I’m writing this to you from my tiny studio apartment in the Buldangdong neighborhood of Cheonan, South Korea. I flew into Incheon last Sunday night around 6PM and then took a bus to Cheonan where my school director picked me up and brought me to my apartment. I went to bed almost immediately after having been on the road (or in the sky) for what felt like forever, but was realistically closer to 18 hours.
I went straight to work that Monday, getting to know my coworkers and shadowing classroom teaching for a few days. Wednesday I started teaching my own classes. It’s funny how preparing to teach sucks, but actually teaching is fun. I’m not sure how that works, but that’s what I feel so far. I hate planning, so I guess I need to just get good at looking like I plan well. But I really do love teaching the kids and playing with them.
My kids are between the ages of 5 and 12. A pretty wide range. Most of the teachers at my school have been there for several years, so it doesn’t seem like a place with high churn rate, which is good. The owners of the school seem nice enough and have been helping me get my medical screenings and immigration work squared away, but maintain a general stoicism that I’m coming to expect from them as the year progresses.
About 36 hours into getting here I started to feel a little off. The jetlag, which I’m familiar with from traveling abroad a few times, was really getting the best of me. I was waking up in the middle of the night or super early in the morning and unable to fall asleep. I started to feel a little sick on Wednesday and tried to ward it off by going to bed early, but with all the clamor and stress of being a new teacher, by Friday night, I was fully in the grips of some awful virus. Headaches, chills, body aches, sweats, stuffy nose and probably fever. I was a mess. I really wanted to go out and explore this weekend and thought about trying to power through it, but realized I was going to have zero luck with that.
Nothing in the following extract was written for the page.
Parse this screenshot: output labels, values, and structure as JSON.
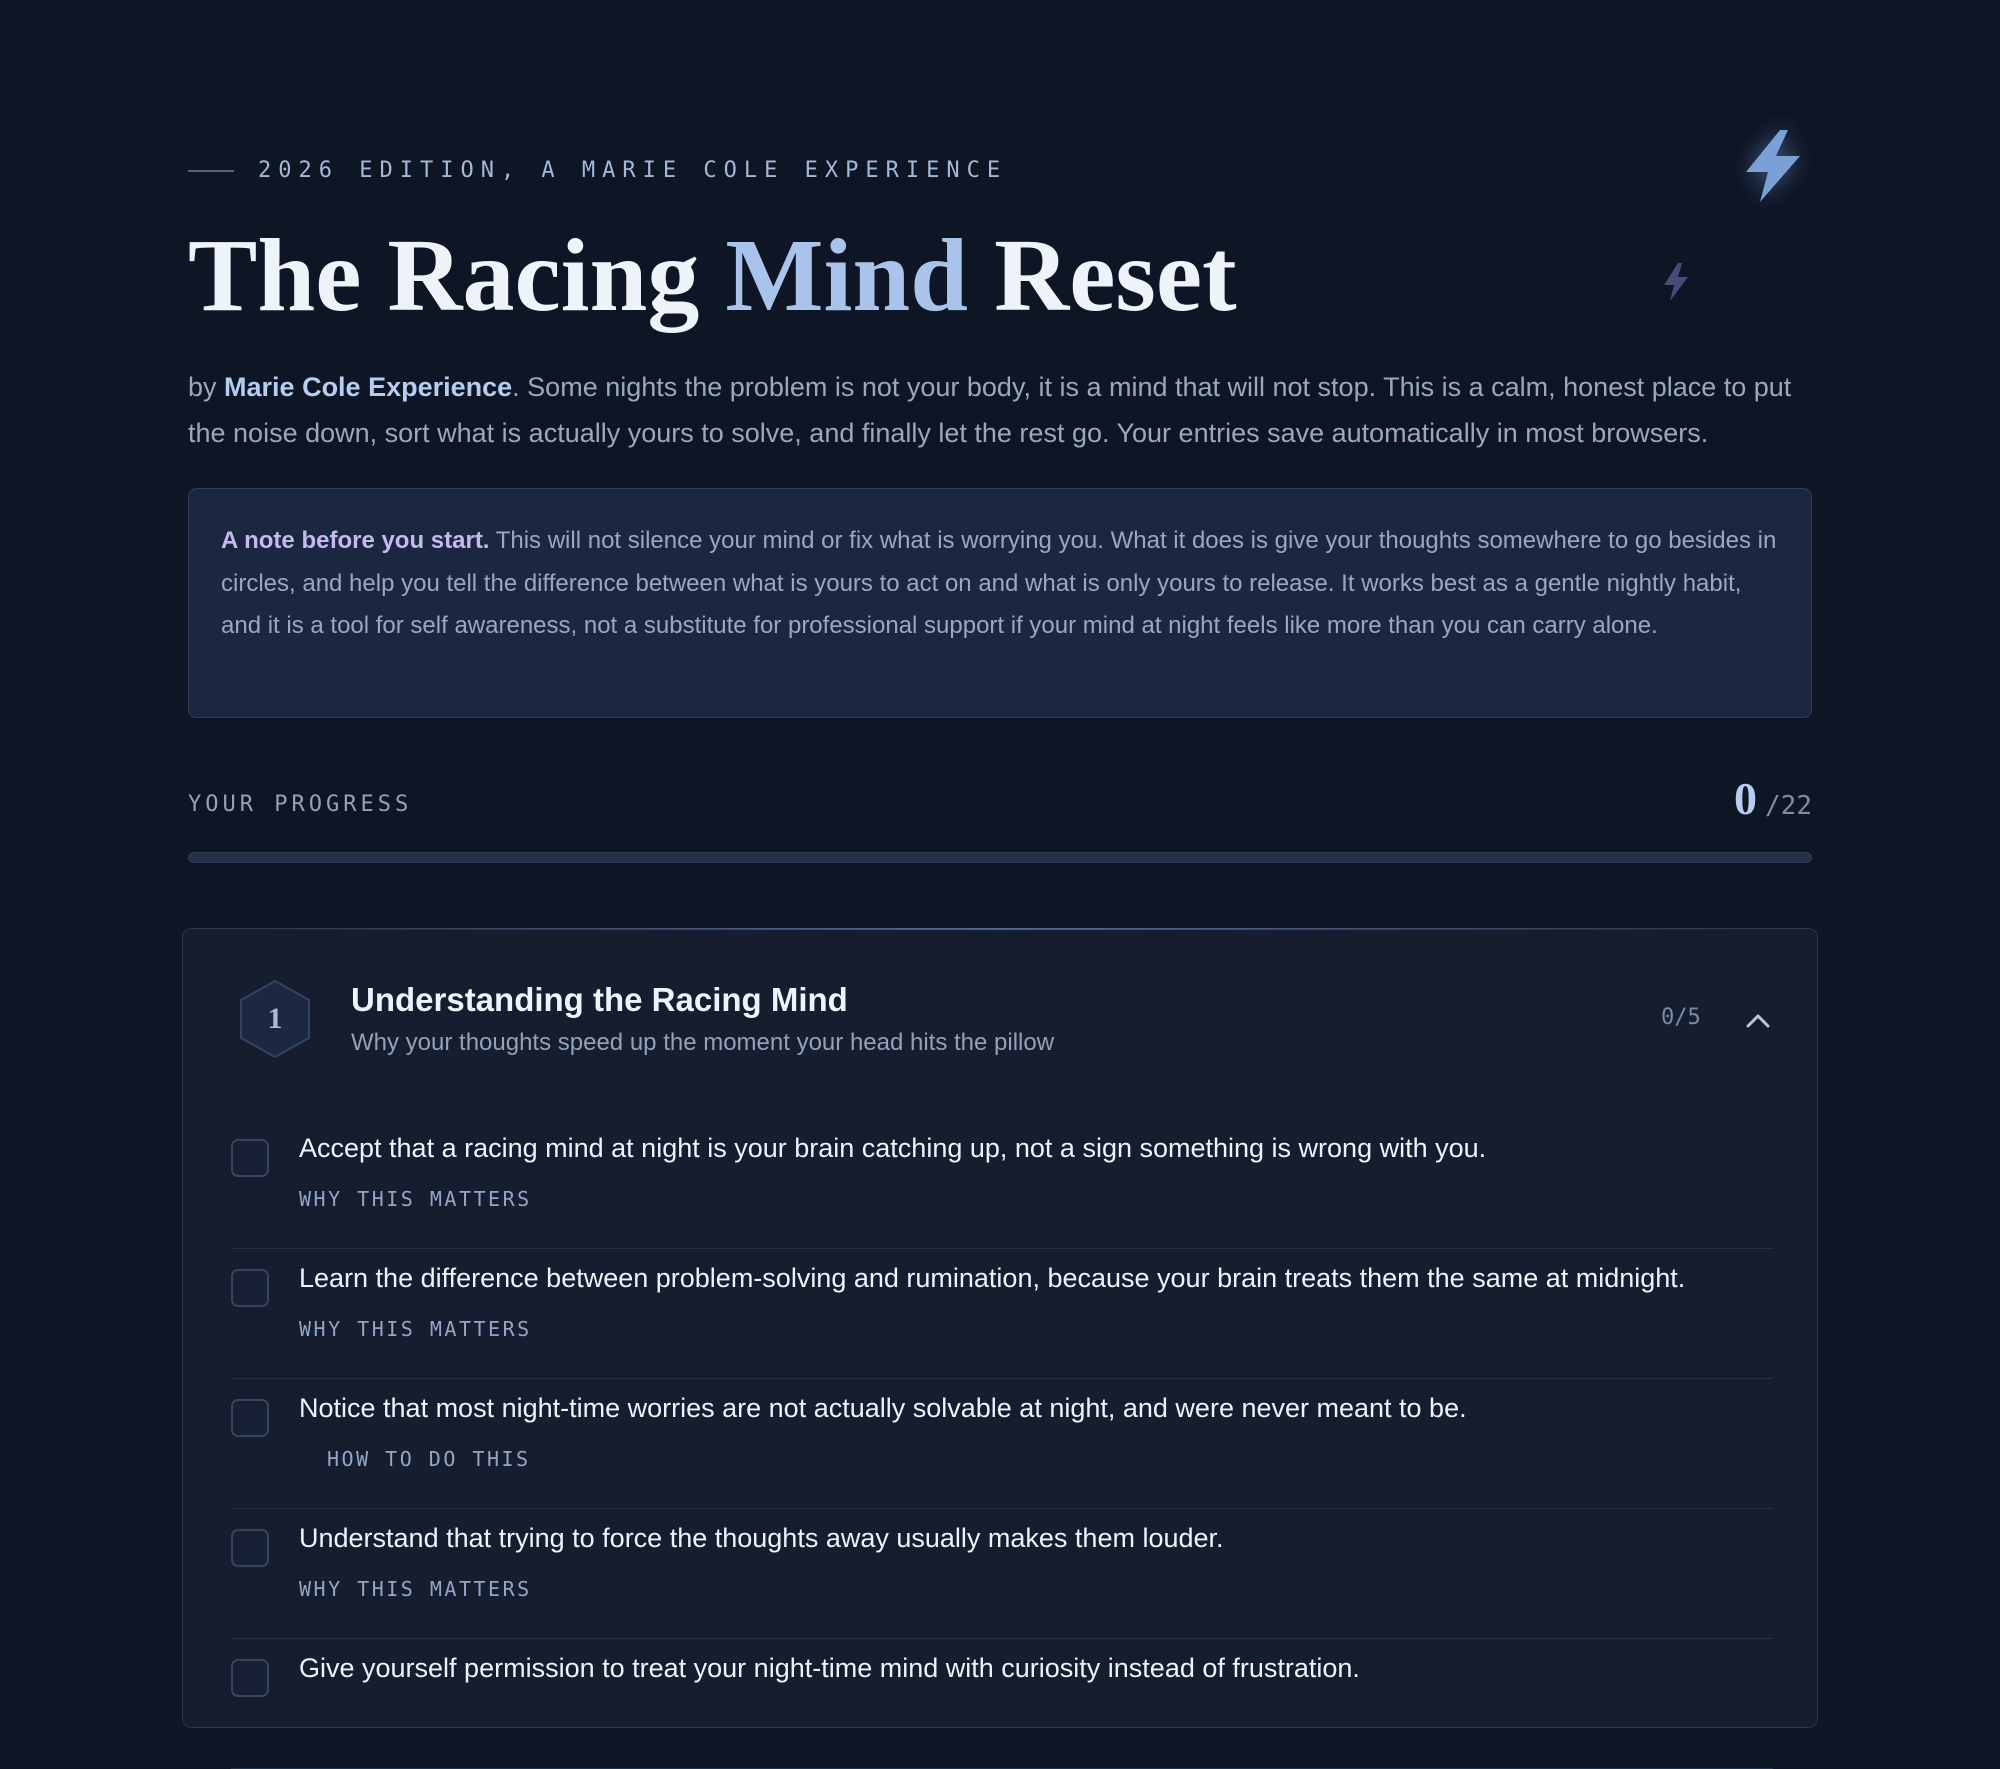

So I went home after work on Friday, meditated and took a short nap. I woke up feeling way worse and tried to grab food in a restauraunt right near my apartment and was politely asked to leave because the lady running the place spoke no English and couldn’t take my order. So, I went across the street to the other place I knew of in my neighborhood and had porridge for dinner (see picture above). It was good, but I’ve already had it 3 times this week and wanted something different.
Saturday I woke up feeling terrible still, so I pretty much stayed in bed all day until 5 PM, when I put some clothes on and forced myself to leave the house in search of food. I went down to where my school is, where I know there are restaurants with picture menus that I can order from and grabbed some food. One of the ladies working at the restaurant heard my voice and saw me generally looking and feeling like shit and brought me over a big cup of hot broth and told me in broken English to drink it and that it would make me feel better. It was a very nice gesture and one I appreciated very much. After that I made my way back home, talked with my mom on Facebook chat and then went to bed early again and woke up a reasonable hour today.
So, all-in-all, South Korea has been an interesting experience so far. The little kids are fantastic. The food is very good and interesting (and very cheap!). Getting sick my first weekend was a huge bummer, but I’m hoping I’m developing anti-bodies that will ward off more germs as the year goes along. I need to find some vitamin C packets somewhere and make that a daily regimen.
I’ll try to keep these updates going out as regular as possibly without being spammy. I’m off to find some bibimbap for dinner and hopefully avoid getting asked to leave for having no Korean language skills yet. Luckily I found a few survival phrases on my phone that night help me.
As always, feel free to email me any time or Skype/Google Chat me if you see me online!